Within the Snoqualmie Valley, there are four local ballot measures on the Nov. 8 ballot, most of them related to fire protection services and all of them named Proposition 1.
The measures affect nearly every city in the Valley:
The merger of Fire Districts 10 and 38 in the Eastside Regional Fire Authority’s proposal will be voted on by residents in Carnation and unincorporated areas of North Bend and Snoqualmie;
The M&O levy proposed by Fall City Fire will affect future operations in Fire Protection District 27;
The city of Snoqualmie’s Proposition 1 needs voter approval to expand public safety staffing levels in the city; and
The city of Duvall’s Proposition 1 has three components, improvements to Big Rock Ballfield, increasing the city’s IT budget, and increasing funding for a school resource officer. The city of Duvall also has an advisory vote on the ballot, asking residents whether the city should allow the sale, possession or discharge of any consumer fireworks in the city.
Record Staff have summarized the details of each Proposition this week.
Fall City Fire (District 27) Proposition 1
Measure name: Proposition No. 1 Levy of General Tax for Maintenance and Operations
Sponsoring organization: King County Fire Protection District No. 27 (Fall City Fire Department)
Anticipated cost: 44.75 cents per $1,000 of a property’s assessed valuation, or about $180 annually for a $400,000 home
Anticipated revenue: Approximately $475,000 in new revenue per year.
Projected total levy rate: Approximately $1.89 per $1,000 of assessed value, which includes the existing fire protection levy, the proposed M&O levy, and an existing small amount for paying off fire station bonds. For a $400,000 home, the total cost would be about $760 annually.
What it will do: Proposition 1 calls for a four-year levy to raise $475,000 annually for continuing fire protection services in Fire District 27, which includes Fall City and the surrounding area.
This is the second M&O levy the district, covering roughly 23 square miles between Preston, Carnation and Snoqualmie, has put before voters. The first, a three-year levy that expires in December, was put on the ballot after District 27 lost property to annexations into Sammamish and Snoqualmie.
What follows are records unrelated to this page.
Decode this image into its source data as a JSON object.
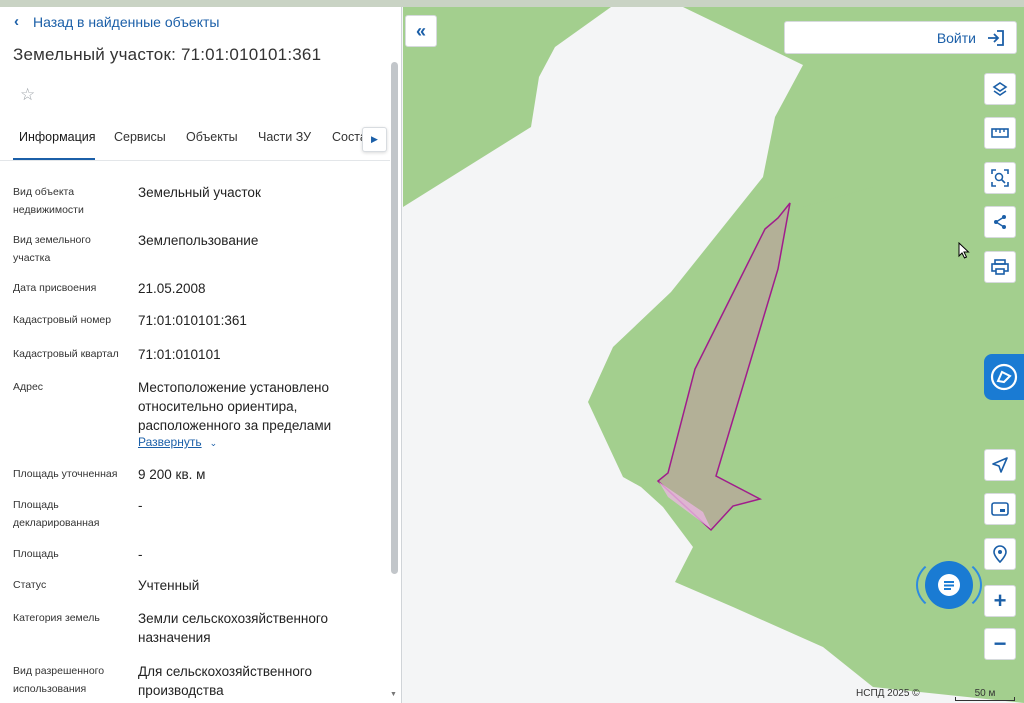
{
  "panel": {
    "back_label": "Назад в найденные объекты",
    "title": "Земельный участок: 71:01:010101:361",
    "tabs": [
      "Информация",
      "Сервисы",
      "Объекты",
      "Части ЗУ",
      "Соста"
    ],
    "active_tab": "Информация",
    "rows": [
      {
        "label": "Вид объекта недвижимости",
        "value": "Земельный участок"
      },
      {
        "label": "Вид земельного участка",
        "value": "Землепользование"
      },
      {
        "label": "Дата присвоения",
        "value": "21.05.2008"
      },
      {
        "label": "Кадастровый номер",
        "value": "71:01:010101:361"
      },
      {
        "label": "Кадастровый квартал",
        "value": "71:01:010101"
      },
      {
        "label": "Адрес",
        "value": "Местоположение установлено относительно ориентира, расположенного за пределами"
      },
      {
        "label": "Площадь уточненная",
        "value": "9 200 кв. м"
      },
      {
        "label": "Площадь декларированная",
        "value": "-"
      },
      {
        "label": "Площадь",
        "value": "-"
      },
      {
        "label": "Статус",
        "value": "Учтенный"
      },
      {
        "label": "Категория земель",
        "value": "Земли сельскохозяйственного назначения"
      },
      {
        "label": "Вид разрешенного использования",
        "value": "Для сельскохозяйственного производства"
      }
    ],
    "expand_label": "Развернуть"
  },
  "map": {
    "login_label": "Войти",
    "attribution": "НСПД 2025 ©",
    "scale_label": "50 м",
    "tools": [
      "layers-icon",
      "ruler-icon",
      "area-select-icon",
      "share-icon",
      "print-icon",
      "locate-icon",
      "minimap-icon",
      "geo-search-icon",
      "zoom-in-icon",
      "zoom-out-icon"
    ],
    "colors": {
      "forest": "#a3cf8e",
      "parcel_stroke": "#a01d8c",
      "parcel_fill": "#b7a89a",
      "accent": "#1b5fa8"
    }
  }
}
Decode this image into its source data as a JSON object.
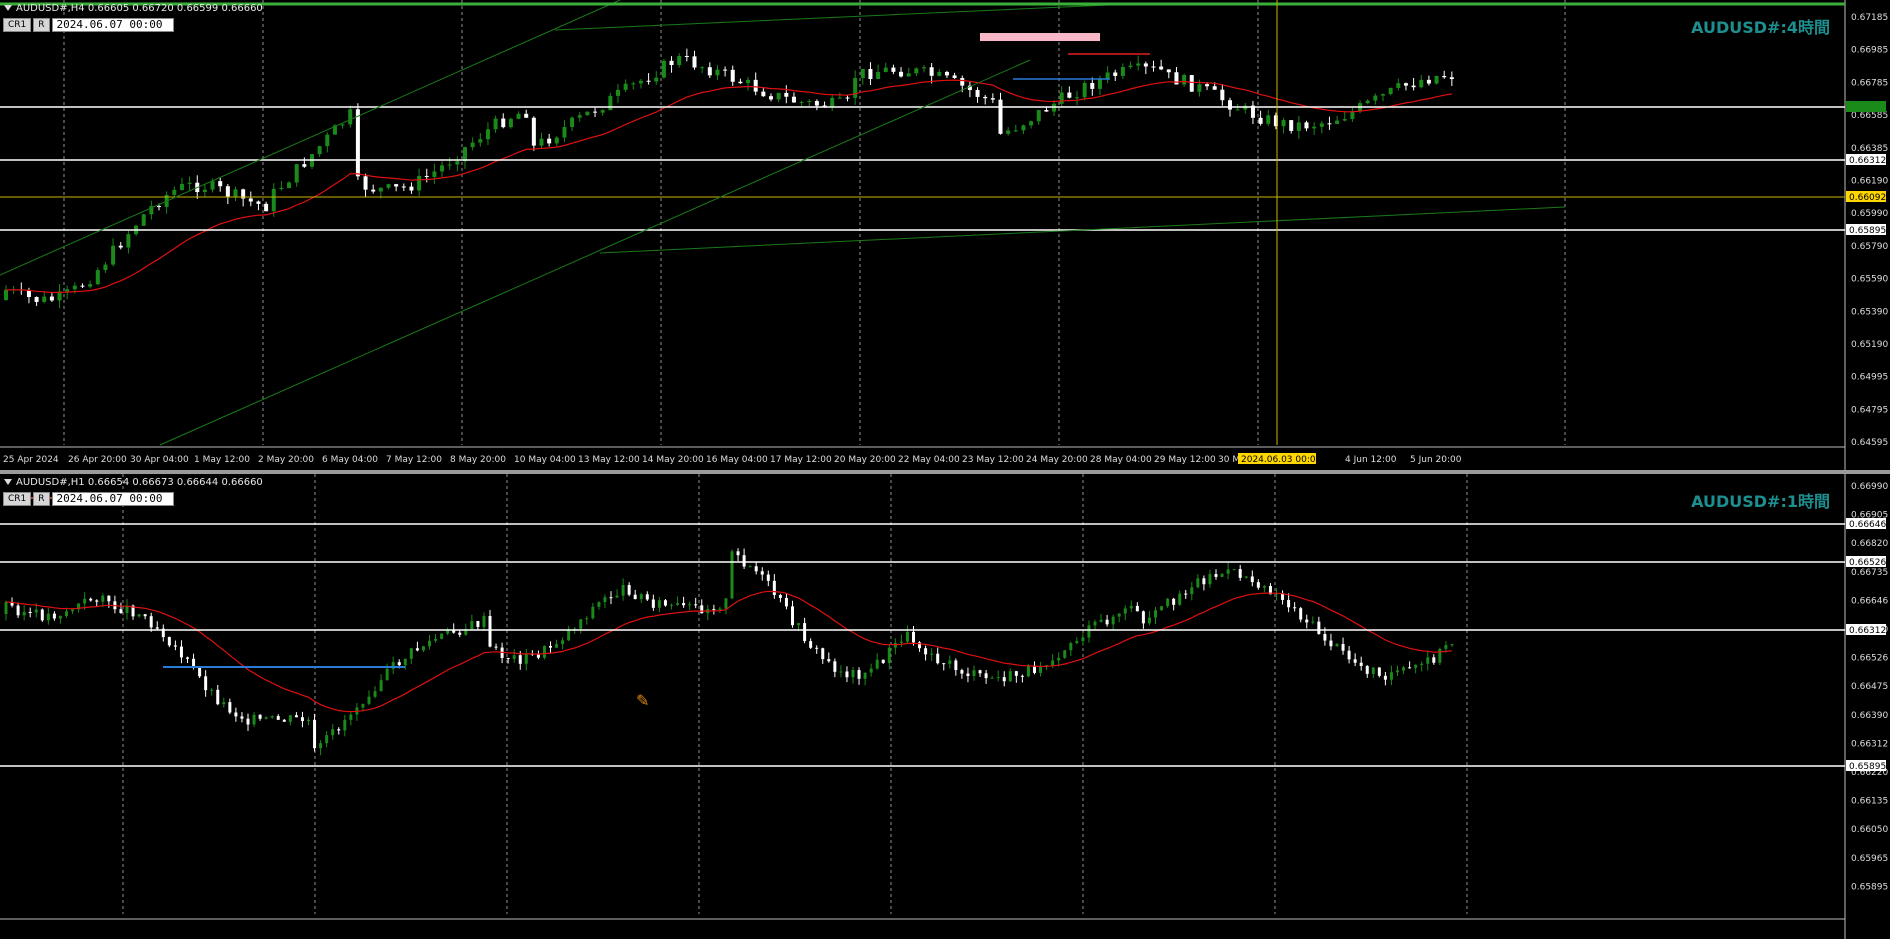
{
  "top": {
    "info": "AUDUSD#,H4  0.66605 0.66720 0.66599 0.66660",
    "btn_cr": "CR1",
    "btn_r": "R",
    "date_input": "2024.06.07 00:00",
    "symbol_title": "AUDUSD#:4時間",
    "price_ticks": [
      "0.67185",
      "0.66985",
      "0.66785",
      "0.66585",
      "0.66385",
      "0.66190",
      "0.65990",
      "0.65790",
      "0.65590",
      "0.65390",
      "0.65190",
      "0.64995",
      "0.64795",
      "0.64595"
    ],
    "time_ticks": [
      "25 Apr 2024",
      "26 Apr 20:00",
      "30 Apr 04:00",
      "1 May 12:00",
      "2 May 20:00",
      "6 May 04:00",
      "7 May 12:00",
      "8 May 20:00",
      "10 May 04:00",
      "13 May 12:00",
      "14 May 20:00",
      "16 May 04:00",
      "17 May 12:00",
      "20 May 20:00",
      "22 May 04:00",
      "23 May 12:00",
      "24 May 20:00",
      "28 May 04:00",
      "29 May 12:00",
      "30 M",
      "4 Jun 12:00",
      "5 Jun 20:00"
    ],
    "crosshair_label": "2024.06.03 00:00",
    "level_labels": [
      {
        "text": "0.66312",
        "color": "#ffffff",
        "bg": "#ffffff",
        "fg": "#000000"
      },
      {
        "text": "0.66092",
        "color": "#ffd700",
        "bg": "#ffd700",
        "fg": "#000000"
      },
      {
        "text": "0.65895",
        "color": "#ffffff",
        "bg": "#ffffff",
        "fg": "#000000"
      }
    ]
  },
  "bottom": {
    "info": "AUDUSD#,H1  0.66654 0.66673 0.66644 0.66660",
    "btn_cr": "CR1",
    "btn_r": "R",
    "date_input": "2024.06.07 00:00",
    "symbol_title": "AUDUSD#:1時間",
    "price_ticks": [
      "0.66990",
      "0.66905",
      "0.66820",
      "0.66735",
      "0.66646",
      "0.66560",
      "0.66526",
      "0.66475",
      "0.66390",
      "0.66312",
      "0.66220",
      "0.66135",
      "0.66050",
      "0.65965",
      "0.65895"
    ],
    "level_labels": [
      {
        "text": "0.66646",
        "color": "#ffffff",
        "bg": "#ffffff",
        "fg": "#000000"
      },
      {
        "text": "0.66526",
        "color": "#ffffff",
        "bg": "#ffffff",
        "fg": "#000000"
      },
      {
        "text": "0.66312",
        "color": "#ffffff",
        "bg": "#ffffff",
        "fg": "#000000"
      },
      {
        "text": "0.65895",
        "color": "#ffffff",
        "bg": "#ffffff",
        "fg": "#000000"
      }
    ]
  },
  "colors": {
    "bull": "#1a8a1a",
    "bear": "#ffffff",
    "ma": "#e01010",
    "zigzag": "#e0a000",
    "trend": "#1a7a1a",
    "grid": "#cfcfcf",
    "accent_title": "#1e8f8f"
  }
}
“With the annexations, there are fewer taxpayers,” said Fall City Fire Chief Chris Connor.
To maintain department operations with 10 full-time firefighters and 17 volunteers, plus equipment maintenance and updates, the district asked voters to approve a $425,000 annual levy then.
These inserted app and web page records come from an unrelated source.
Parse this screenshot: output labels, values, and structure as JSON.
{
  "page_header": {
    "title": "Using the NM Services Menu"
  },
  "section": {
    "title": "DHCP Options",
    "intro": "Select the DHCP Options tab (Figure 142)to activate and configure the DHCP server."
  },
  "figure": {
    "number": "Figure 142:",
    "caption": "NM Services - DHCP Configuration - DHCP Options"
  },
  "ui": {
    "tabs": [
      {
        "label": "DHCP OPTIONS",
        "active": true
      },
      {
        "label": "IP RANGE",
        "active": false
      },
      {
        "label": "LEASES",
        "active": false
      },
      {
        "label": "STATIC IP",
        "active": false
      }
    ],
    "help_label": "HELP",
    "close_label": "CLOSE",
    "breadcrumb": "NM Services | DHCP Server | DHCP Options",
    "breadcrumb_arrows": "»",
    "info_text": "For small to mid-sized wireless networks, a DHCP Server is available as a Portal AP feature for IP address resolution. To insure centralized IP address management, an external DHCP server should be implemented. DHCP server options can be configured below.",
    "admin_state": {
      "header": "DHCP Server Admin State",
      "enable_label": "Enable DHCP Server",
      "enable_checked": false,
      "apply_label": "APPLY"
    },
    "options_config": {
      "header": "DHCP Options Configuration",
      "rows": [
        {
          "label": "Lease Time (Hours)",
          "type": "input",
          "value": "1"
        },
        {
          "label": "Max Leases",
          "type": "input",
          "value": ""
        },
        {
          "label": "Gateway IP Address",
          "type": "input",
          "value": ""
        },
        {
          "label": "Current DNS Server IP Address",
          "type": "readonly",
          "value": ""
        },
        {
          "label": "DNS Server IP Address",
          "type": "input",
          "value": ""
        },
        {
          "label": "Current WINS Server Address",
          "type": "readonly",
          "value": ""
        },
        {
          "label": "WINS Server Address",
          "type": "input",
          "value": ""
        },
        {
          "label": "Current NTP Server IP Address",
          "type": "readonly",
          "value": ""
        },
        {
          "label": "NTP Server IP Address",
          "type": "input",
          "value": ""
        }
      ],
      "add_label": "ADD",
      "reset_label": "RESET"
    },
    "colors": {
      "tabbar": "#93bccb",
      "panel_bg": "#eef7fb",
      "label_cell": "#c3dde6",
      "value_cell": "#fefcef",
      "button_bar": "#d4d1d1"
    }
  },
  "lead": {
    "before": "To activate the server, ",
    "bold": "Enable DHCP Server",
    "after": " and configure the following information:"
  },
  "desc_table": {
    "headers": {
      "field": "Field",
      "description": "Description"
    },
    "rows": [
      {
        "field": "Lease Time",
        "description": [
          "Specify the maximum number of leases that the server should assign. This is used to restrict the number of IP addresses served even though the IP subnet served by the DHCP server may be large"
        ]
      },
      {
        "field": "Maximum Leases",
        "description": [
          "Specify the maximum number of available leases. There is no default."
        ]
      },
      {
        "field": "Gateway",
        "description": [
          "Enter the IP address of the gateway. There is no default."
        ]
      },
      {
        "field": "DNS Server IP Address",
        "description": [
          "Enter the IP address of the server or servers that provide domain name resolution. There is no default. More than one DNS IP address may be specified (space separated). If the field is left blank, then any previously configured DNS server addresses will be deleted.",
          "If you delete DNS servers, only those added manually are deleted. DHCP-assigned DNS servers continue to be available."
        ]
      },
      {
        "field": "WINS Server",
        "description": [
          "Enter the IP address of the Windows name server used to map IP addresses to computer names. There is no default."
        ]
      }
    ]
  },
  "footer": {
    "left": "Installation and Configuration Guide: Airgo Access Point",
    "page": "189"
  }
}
The department opted for an M&O levy, instead of a lid lift, or excess levy like Snoqualmie’s Proposition 1, in hopes of protecting its funding from future prorating reductions. Excess levies in junior taxing districts such as fire protection districts, can be reduced, or prorated according to the district’s priority level, if the total combined levy rate on a property exceeds $5.90 per $1,000 of value.
Connor said although the county has established a levy of up to $1.50 (with three levies of up to 50 cents per $1,000 of value each) per $1,000 that fire districts can assess, due to prorating, “we are projecting that our levy rate next year is going to be about $1.40 per thousand.”
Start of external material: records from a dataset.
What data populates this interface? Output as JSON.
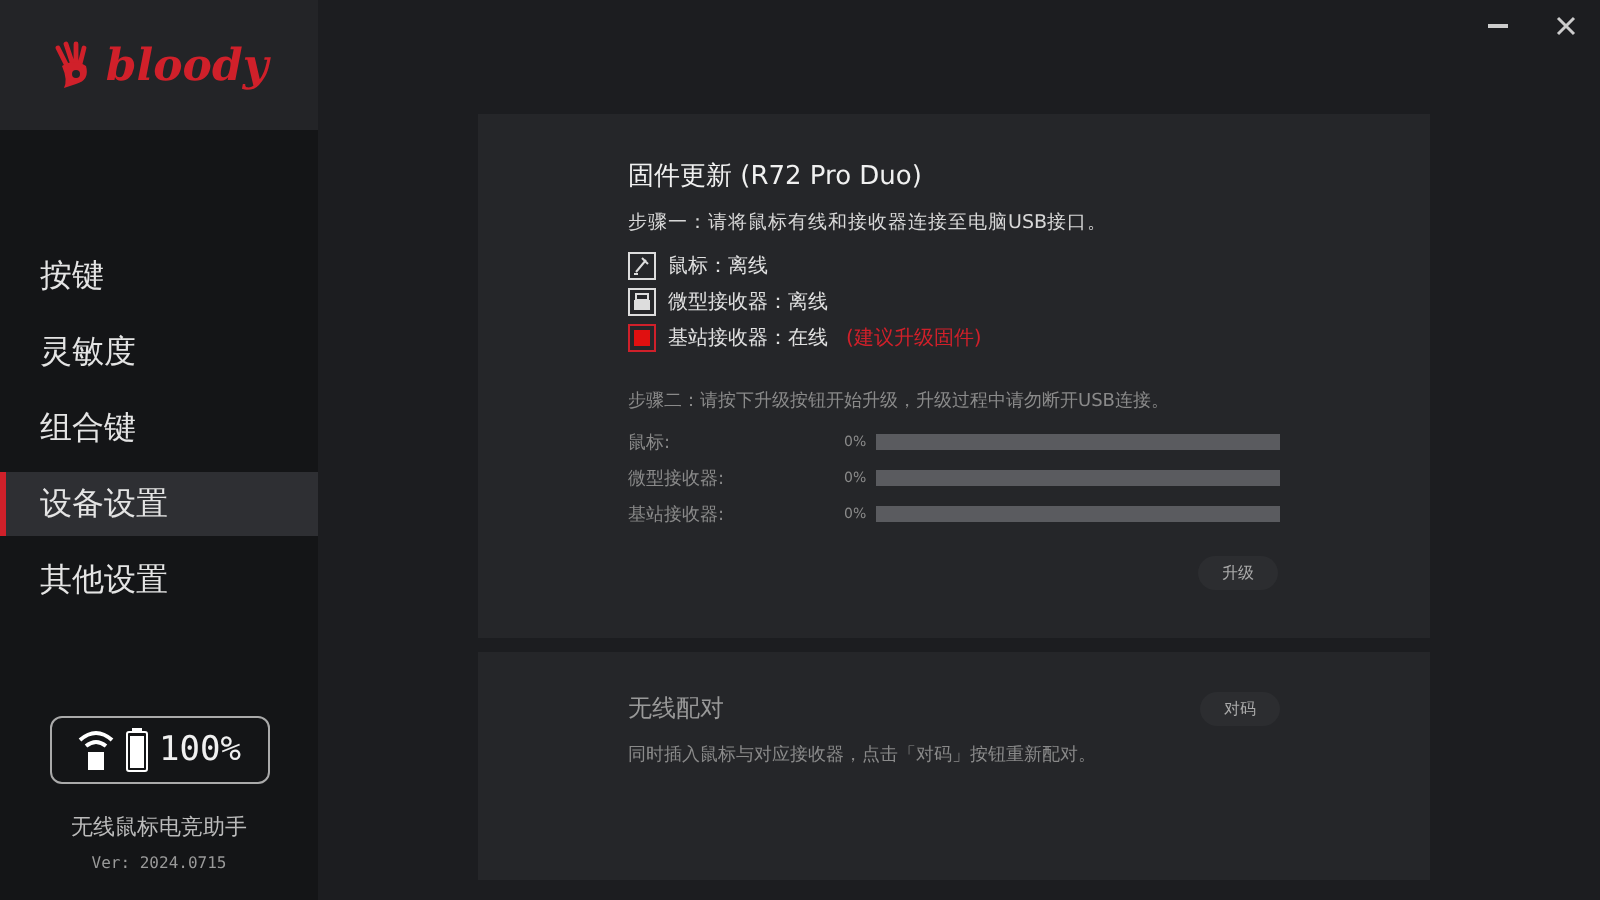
{
  "logo": "bloody",
  "window_controls": [
    {
      "kind": "minimize"
    },
    {
      "kind": "close"
    }
  ],
  "sidebar": {
    "items": [
      {
        "label": "按键",
        "selected": false
      },
      {
        "label": "灵敏度",
        "selected": false
      },
      {
        "label": "组合键",
        "selected": false
      },
      {
        "label": "设备设置",
        "selected": true
      },
      {
        "label": "其他设置",
        "selected": false
      }
    ],
    "battery": {
      "reading": "100%"
    },
    "app_name": "无线鼠标电竞助手",
    "version": "Ver: 2024.0715"
  },
  "firmware": {
    "title": "固件更新 (R72 Pro Duo)",
    "step1": "步骤一：请将鼠标有线和接收器连接至电脑USB接口。",
    "devices": [
      {
        "kind": "mouse",
        "label": "鼠标：离线",
        "online": false
      },
      {
        "kind": "receiver",
        "label": "微型接收器：离线",
        "online": false
      },
      {
        "kind": "base",
        "label": "基站接收器：在线",
        "online": true,
        "note": "(建议升级固件)"
      }
    ],
    "step2": "步骤二：请按下升级按钮开始升级，升级过程中请勿断开USB连接。",
    "progress": [
      {
        "label": "鼠标:",
        "reading": "0%",
        "level": 0
      },
      {
        "label": "微型接收器:",
        "reading": "0%",
        "level": 0
      },
      {
        "label": "基站接收器:",
        "reading": "0%",
        "level": 0
      }
    ],
    "button": "升级"
  },
  "pairing": {
    "title": "无线配对",
    "button": "对码",
    "description": "同时插入鼠标与对应接收器，点击「对码」按钮重新配对。"
  }
}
The department also considered a fire benefit charge, to preserve its funding, but rejected the idea as a model that wouldn’t work well in Fall City.
“There’s a lot of open space property,” Connor said, so a fire benefit charge “would concentrate the tax burden on residential properties.”
The population of the fire district is estimated at about 6,800 people. The department responds to an average of 800 to 900 calls annually.
The new levy is set at $50,000 more than the expiring one, and goes for one more year. Connor pointed out that the increase is slightly more than inflation would call for, adding “the reason for that is it better funds our apparatus replacement fund.” Also, an increase in assessed values in recent years could help offset the levy increase.
“We’re asking for more than we did last time, but the levy rate will be lower this time,” he said.
Without the levy, Connor said the department would have to look at a 20 percent cut in operations, including staff.
“Our system here of staffing, relies pretty heavily on the use of volunteers, already,” he said, but a lot of volunteers already have day jobs, which could make the day shifts more difficult to cover with the goal of having three firefighters on duty at all times.
“We are really lean, already,” he said. “When you’re really lean to begin with and you have to take a cut, it bites a lot harder.”
For more information on Proposition 1, visit http://www.king27fire.com.
Effective date: Jan. 1, 2017
Needed to pass: 60 percent or greater approval, with a voter turnout of at least 40 percent of the 2012 turnout for the presidential election.